From my personal experience, I’ve breed fish both with and without the Almond leaves and have had essentially the same results. I’m not personally convinced by the “magic,” but that doesn’t stop others from being die-hards about it. So take this one with a grain of salt. Still, there is no actual, scientific experimentation that has been done to prove this stuff works.
Confirmed Use: Tinting Water
Indian almond leaves can tint your water a bit. Like with a teabag, these leaves, when steeping in your water do release some of their brown color into it. Personally, this feature is what led me to buy some in the first place. I was trying to replicate the natural water conditions of a bettas home environment. Betta fish dig that murky water look.
However, I have discovered that results may vary. Still, they’re undeniable, unlike some of the more sparsely evidenced claims above. So if you’re interested in achieving a more natural tank look, these might be a good option for you.
Tea, Almond Leaf, Hot
There are other claims ranging from longevity to appetite and even healing an otherwise incurable swim bladder condition. And I’m sure there are many more claims too. However, the claims that you see above are, more or less, the “big” ones that you might run into during your research.
Now, I’m not saying that Indian almond leaves or their proponents are “stupid” by any means. As I said, there just hasn’t been enough formal research to prove one way or another on these claims. So if it’s working for you and your fish, then just keep on swimming. These are definitely a popular, safe method to use. And regardless of whether they actually improve your fish’s health or environment, they certainly won’t do any harm. So there’s really isn’t much reason not to try them out.
Plus, they smell really good! Seriously, make sure that you stick your nose in the bag when you first open the package up. You’ll want to wallpaper your room with them.

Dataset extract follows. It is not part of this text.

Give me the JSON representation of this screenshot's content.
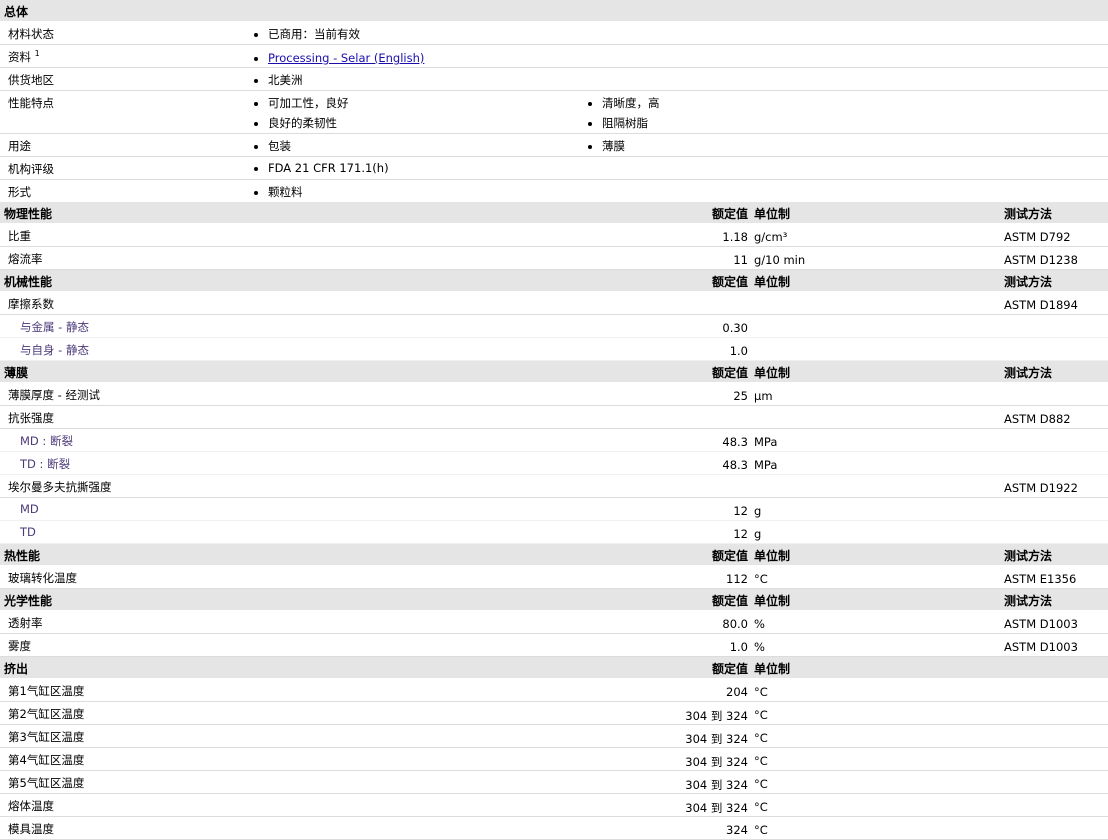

Whether you choose to use these leaves in your betta fish tank or not is ultimately up to you. It’s always interesting to try new things, especially when the new things don’t pose any threat to your betta fish.